High School Drop Out Rates
Buried deep in the 26 page report, there’s a graphic that the folks at the Southern Education Foundation know is controversial. But they say it sums up the problem with Alabama’s education system. It’s a simple bar graph that compares the combined salaries of Alabama and Auburn’s head football coaches – with the total state dollars awarded in financial aid to tens of thousands of needy college students. Football – $6.5 million. Financial aid – $2 million.
“It’s a matter of priorities.”
Steve Suitts is the Foundation’s vice president.
“There are probably some other states where the numbers might be comparable, but it’d be heard to find other states where two football coaches in college are being paid three times as much as kids are being given to go to college by the state legislature.”

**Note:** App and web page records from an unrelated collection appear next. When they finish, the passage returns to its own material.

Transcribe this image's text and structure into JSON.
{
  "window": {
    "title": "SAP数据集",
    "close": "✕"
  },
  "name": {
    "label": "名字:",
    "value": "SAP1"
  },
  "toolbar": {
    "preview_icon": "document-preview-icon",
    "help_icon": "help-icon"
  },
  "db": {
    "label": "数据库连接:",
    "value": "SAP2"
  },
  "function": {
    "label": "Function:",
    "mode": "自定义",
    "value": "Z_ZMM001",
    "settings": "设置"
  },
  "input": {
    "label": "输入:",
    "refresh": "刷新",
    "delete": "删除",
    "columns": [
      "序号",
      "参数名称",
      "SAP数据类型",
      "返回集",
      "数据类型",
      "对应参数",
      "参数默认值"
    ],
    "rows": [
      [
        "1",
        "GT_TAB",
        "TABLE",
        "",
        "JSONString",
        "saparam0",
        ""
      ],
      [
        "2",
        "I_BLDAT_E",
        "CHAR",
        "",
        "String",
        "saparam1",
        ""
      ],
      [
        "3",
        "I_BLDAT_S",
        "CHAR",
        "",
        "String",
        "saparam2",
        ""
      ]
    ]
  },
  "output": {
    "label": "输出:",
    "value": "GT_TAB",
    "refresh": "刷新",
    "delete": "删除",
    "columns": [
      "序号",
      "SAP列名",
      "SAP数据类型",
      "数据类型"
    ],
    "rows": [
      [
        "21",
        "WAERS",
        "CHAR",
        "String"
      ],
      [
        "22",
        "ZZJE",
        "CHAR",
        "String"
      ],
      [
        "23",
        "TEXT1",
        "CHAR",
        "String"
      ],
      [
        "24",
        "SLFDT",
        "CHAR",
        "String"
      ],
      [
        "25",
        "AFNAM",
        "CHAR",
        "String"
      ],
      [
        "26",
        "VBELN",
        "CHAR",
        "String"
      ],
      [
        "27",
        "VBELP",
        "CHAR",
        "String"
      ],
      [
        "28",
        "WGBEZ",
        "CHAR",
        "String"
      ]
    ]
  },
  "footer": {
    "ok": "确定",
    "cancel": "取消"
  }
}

Now that graphic applies to college students, but Suitts says the message starts much earlier in the educational process. He says in Alabama there isn’t enough focused attention paid to increasing graduation rates. According to the foundation’s calculations nearly half of all students who should have graduated last year, didn’t. Suitts says the state doesn’t have to look far for clues on how to turn that trend around. He praises some of the state’s early reading programs and math interventions, but he says they’re piecemeal. The state needs to bring it all together in a plan that is more holistic.
“A parent knows that if your child gets through algebra that doesn’t mean they’re going to conquer calculus. They’re going to need another year of support and preparation and help. And if you look at policy making it’s the same thing. You can’t expect a 4th grade reading program to solve the entire education problems.”

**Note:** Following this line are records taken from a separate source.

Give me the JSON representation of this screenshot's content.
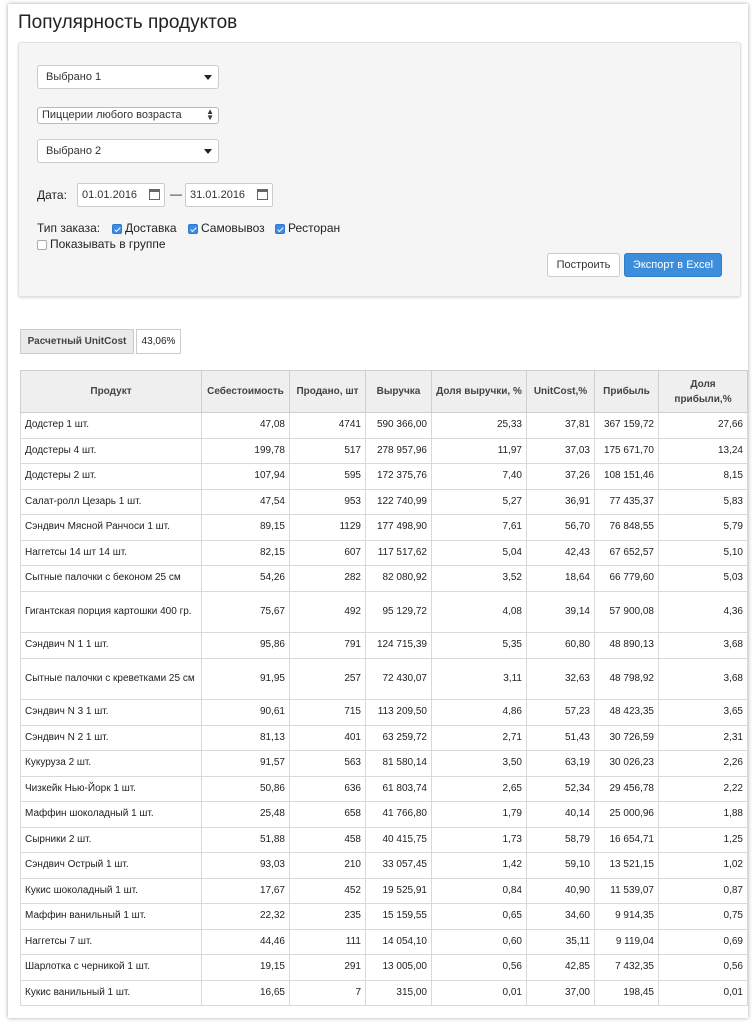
{
  "title": "Популярность продуктов",
  "filters": {
    "select1": "Выбрано 1",
    "select_group": "Пиццерии любого возраста",
    "select2": "Выбрано 2",
    "date_label": "Дата:",
    "date_from": "01.01.2016",
    "date_dash": "—",
    "date_to": "31.01.2016",
    "order_type_label": "Тип заказа:",
    "order_delivery": "Доставка",
    "order_pickup": "Самовывоз",
    "order_restaurant": "Ресторан",
    "show_in_group": "Показывать в группе",
    "build_button": "Построить",
    "export_button": "Экспорт в Excel"
  },
  "unitcost": {
    "label": "Расчетный UnitCost",
    "value": "43,06%"
  },
  "table": {
    "headers": [
      "Продукт",
      "Себестоимость",
      "Продано, шт",
      "Выручка",
      "Доля выручки, %",
      "UnitCost,%",
      "Прибыль",
      "Доля прибыли,%"
    ],
    "rows": [
      [
        "Додстер 1 шт.",
        "47,08",
        "4741",
        "590 366,00",
        "25,33",
        "37,81",
        "367 159,72",
        "27,66"
      ],
      [
        "Додстеры 4 шт.",
        "199,78",
        "517",
        "278 957,96",
        "11,97",
        "37,03",
        "175 671,70",
        "13,24"
      ],
      [
        "Додстеры 2 шт.",
        "107,94",
        "595",
        "172 375,76",
        "7,40",
        "37,26",
        "108 151,46",
        "8,15"
      ],
      [
        "Салат-ролл Цезарь 1 шт.",
        "47,54",
        "953",
        "122 740,99",
        "5,27",
        "36,91",
        "77 435,37",
        "5,83"
      ],
      [
        "Сэндвич Мясной Ранчоси 1 шт.",
        "89,15",
        "1129",
        "177 498,90",
        "7,61",
        "56,70",
        "76 848,55",
        "5,79"
      ],
      [
        "Наггетсы 14 шт 14 шт.",
        "82,15",
        "607",
        "117 517,62",
        "5,04",
        "42,43",
        "67 652,57",
        "5,10"
      ],
      [
        "Сытные палочки с беконом 25 см",
        "54,26",
        "282",
        "82 080,92",
        "3,52",
        "18,64",
        "66 779,60",
        "5,03"
      ],
      [
        "Гигантская порция картошки 400 гр.",
        "75,67",
        "492",
        "95 129,72",
        "4,08",
        "39,14",
        "57 900,08",
        "4,36"
      ],
      [
        "Сэндвич N 1 1 шт.",
        "95,86",
        "791",
        "124 715,39",
        "5,35",
        "60,80",
        "48 890,13",
        "3,68"
      ],
      [
        "Сытные палочки с креветками 25 см",
        "91,95",
        "257",
        "72 430,07",
        "3,11",
        "32,63",
        "48 798,92",
        "3,68"
      ],
      [
        "Сэндвич N 3 1 шт.",
        "90,61",
        "715",
        "113 209,50",
        "4,86",
        "57,23",
        "48 423,35",
        "3,65"
      ],
      [
        "Сэндвич N 2 1 шт.",
        "81,13",
        "401",
        "63 259,72",
        "2,71",
        "51,43",
        "30 726,59",
        "2,31"
      ],
      [
        "Кукуруза 2 шт.",
        "91,57",
        "563",
        "81 580,14",
        "3,50",
        "63,19",
        "30 026,23",
        "2,26"
      ],
      [
        "Чизкейк Нью-Йорк 1 шт.",
        "50,86",
        "636",
        "61 803,74",
        "2,65",
        "52,34",
        "29 456,78",
        "2,22"
      ],
      [
        "Маффин шоколадный 1 шт.",
        "25,48",
        "658",
        "41 766,80",
        "1,79",
        "40,14",
        "25 000,96",
        "1,88"
      ],
      [
        "Сырники 2 шт.",
        "51,88",
        "458",
        "40 415,75",
        "1,73",
        "58,79",
        "16 654,71",
        "1,25"
      ],
      [
        "Сэндвич Острый 1 шт.",
        "93,03",
        "210",
        "33 057,45",
        "1,42",
        "59,10",
        "13 521,15",
        "1,02"
      ],
      [
        "Кукис шоколадный 1 шт.",
        "17,67",
        "452",
        "19 525,91",
        "0,84",
        "40,90",
        "11 539,07",
        "0,87"
      ],
      [
        "Маффин ванильный 1 шт.",
        "22,32",
        "235",
        "15 159,55",
        "0,65",
        "34,60",
        "9 914,35",
        "0,75"
      ],
      [
        "Наггетсы 7 шт.",
        "44,46",
        "111",
        "14 054,10",
        "0,60",
        "35,11",
        "9 119,04",
        "0,69"
      ],
      [
        "Шарлотка с черникой 1 шт.",
        "19,15",
        "291",
        "13 005,00",
        "0,56",
        "42,85",
        "7 432,35",
        "0,56"
      ],
      [
        "Кукис ванильный 1 шт.",
        "16,65",
        "7",
        "315,00",
        "0,01",
        "37,00",
        "198,45",
        "0,01"
      ]
    ]
  }
}
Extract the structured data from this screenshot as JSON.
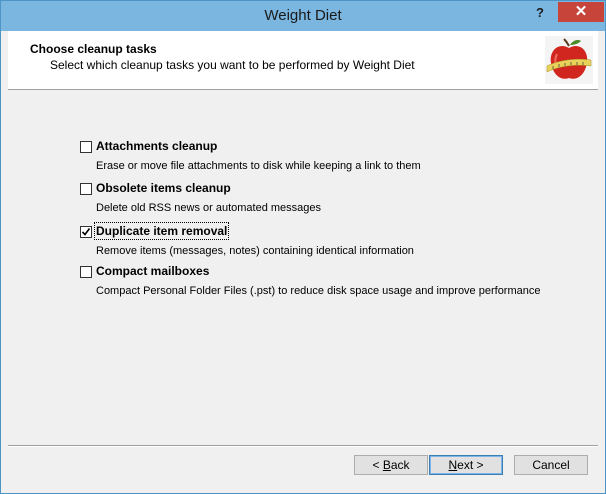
{
  "window": {
    "title": "Weight Diet",
    "help_label": "?",
    "close_label": "✕"
  },
  "header": {
    "title": "Choose cleanup tasks",
    "subtitle": "Select which cleanup tasks you want to be performed by Weight Diet",
    "logo_icon": "apple-measuring-tape-icon"
  },
  "options": [
    {
      "label": "Attachments cleanup",
      "description": "Erase or move file attachments to disk while keeping a link to them",
      "checked": false
    },
    {
      "label": "Obsolete items cleanup",
      "description": "Delete old RSS news or automated messages",
      "checked": false
    },
    {
      "label": "Duplicate item removal",
      "description": "Remove items (messages, notes) containing identical information",
      "checked": true
    },
    {
      "label": "Compact mailboxes",
      "description": "Compact Personal Folder Files (.pst) to reduce disk space usage and improve performance",
      "checked": false
    }
  ],
  "buttons": {
    "back_prefix": "< ",
    "back_mnemonic": "B",
    "back_rest": "ack",
    "next_mnemonic": "N",
    "next_rest": "ext >",
    "cancel": "Cancel"
  },
  "colors": {
    "titlebar": "#7ab6e0",
    "close": "#c7443a",
    "border": "#4d95c7"
  }
}
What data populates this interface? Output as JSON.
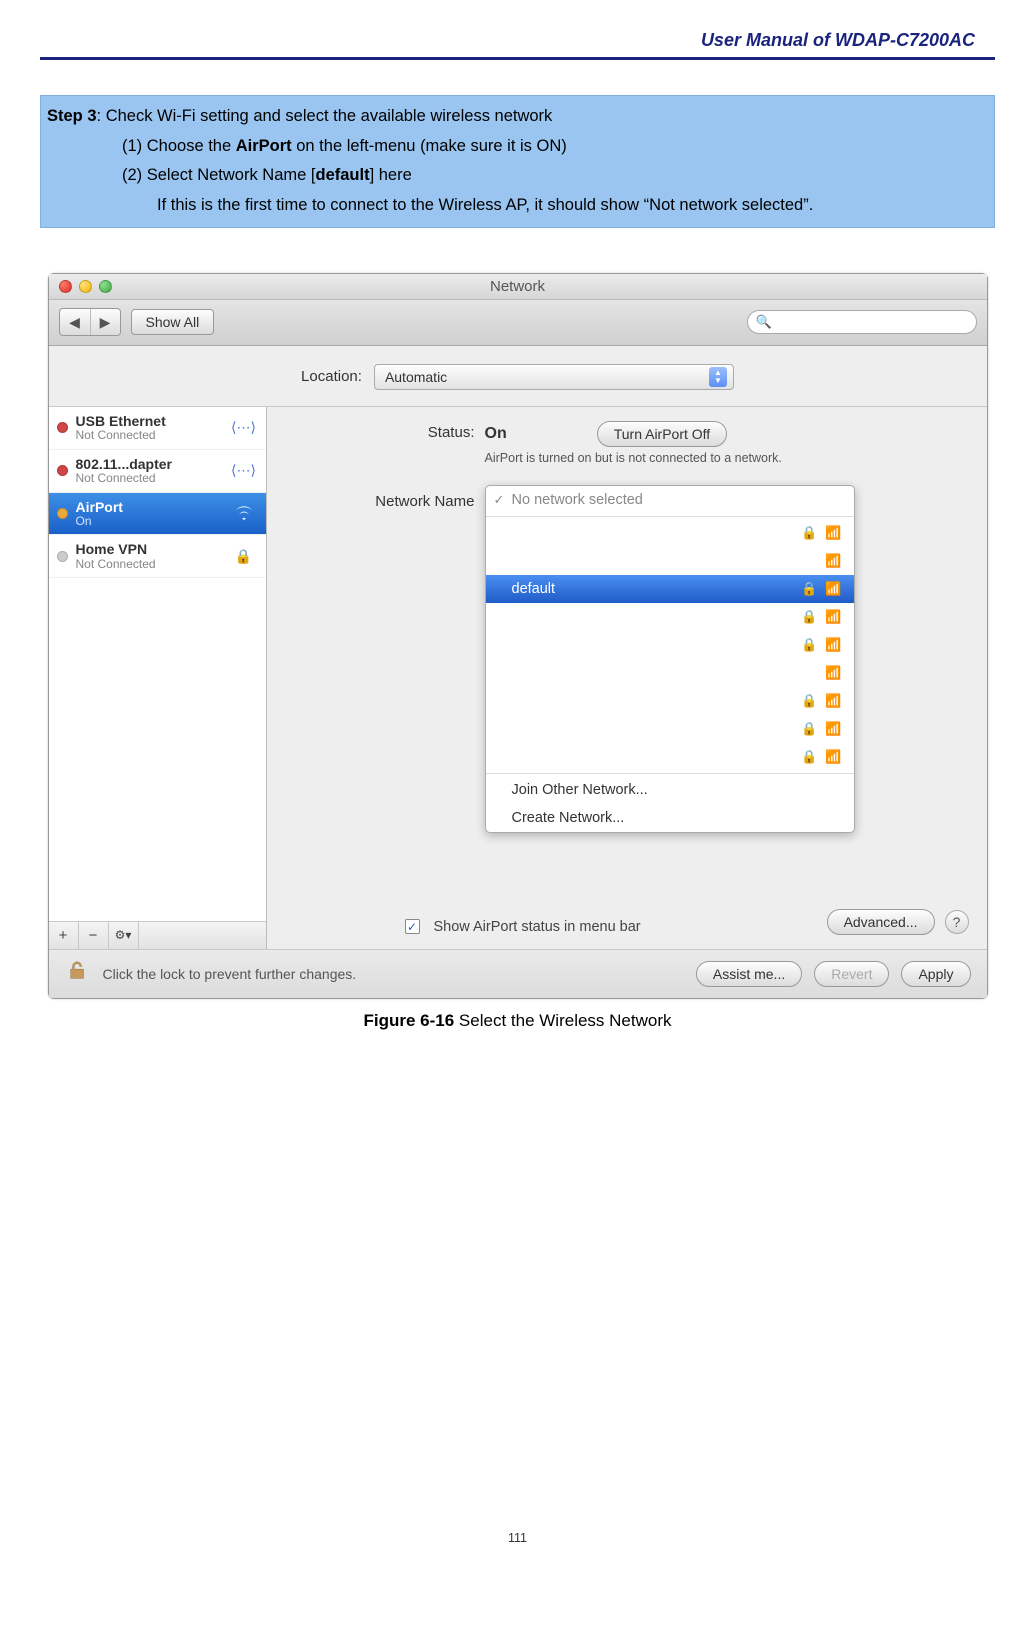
{
  "doc": {
    "header": "User  Manual  of  WDAP-C7200AC",
    "page_number": "111"
  },
  "step": {
    "title_prefix": "Step 3",
    "title_rest": ": Check Wi-Fi setting and select the available wireless network",
    "item1_pre": "(1)  Choose the ",
    "item1_bold": "AirPort",
    "item1_post": " on the left-menu (make sure it is ON)",
    "item2_pre": "(2)  Select Network Name [",
    "item2_bold": "default",
    "item2_post": "] here",
    "note": "If this is the first time to connect to the Wireless AP, it should show “Not network selected”."
  },
  "figure": {
    "num": "Figure 6-16",
    "caption": " Select the Wireless Network"
  },
  "win": {
    "title": "Network",
    "show_all": "Show All",
    "search_placeholder": "",
    "location_label": "Location:",
    "location_value": "Automatic",
    "services": [
      {
        "name": "USB Ethernet",
        "status": "Not Connected",
        "dot": "red",
        "icon": "arrows"
      },
      {
        "name": "802.11...dapter",
        "status": "Not Connected",
        "dot": "red",
        "icon": "arrows"
      },
      {
        "name": "AirPort",
        "status": "On",
        "dot": "amber",
        "icon": "wifi",
        "active": true
      },
      {
        "name": "Home VPN",
        "status": "Not Connected",
        "dot": "",
        "icon": "lock"
      }
    ],
    "footer_add": "+",
    "footer_remove": "−",
    "footer_gear": "⚙▾",
    "status_label": "Status:",
    "status_value": "On",
    "turn_off": "Turn AirPort Off",
    "status_sub": "AirPort is turned on but is not connected to a network.",
    "network_name_label": "Network Name",
    "dd_no_network": "No network selected",
    "dd_selected": "default",
    "dd_join": "Join Other Network...",
    "dd_create": "Create Network...",
    "show_menubar": "Show AirPort status in menu bar",
    "advanced": "Advanced...",
    "help": "?",
    "lock_text": "Click the lock to prevent further changes.",
    "assist": "Assist me...",
    "revert": "Revert",
    "apply": "Apply"
  }
}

The new report suggests that if Alabama would reduce the high school dropout rate and increase number of kids going on to college it could almost double its economy in next 40 years. Michael Shattuck likes the sound of that. He’s director of Business Development at the Birmingham Metropolitan Development Board, the agency that recruits businesses to locate here.
“They want to know how many people in an area have a college degree. How many schools you have in the area that can provide a potential source of employees for the area, so it’s a very important concept.”
And studies like the one released this week by the Southern Education Foundation can make Shattuck’s job a little harder.
“Yeah it is discouraging, but we have had a lot of success in term sof recruiting companies to our region. You know Alabama traditionally has been at the bottom in terms of the education attainment and I think we’re making progress. And part of that is just highlighting and emphasizing the strong aspects of our state. The strong aspects that would induce companies – and we have several of those.”
But, Shattuck admits, the downturn in the economy is making that a tougher sell. It’s also making it harder for state lawmakers to expand funding for education and dropout prevention when they’ve got a lot of competing needs and tighter budgets.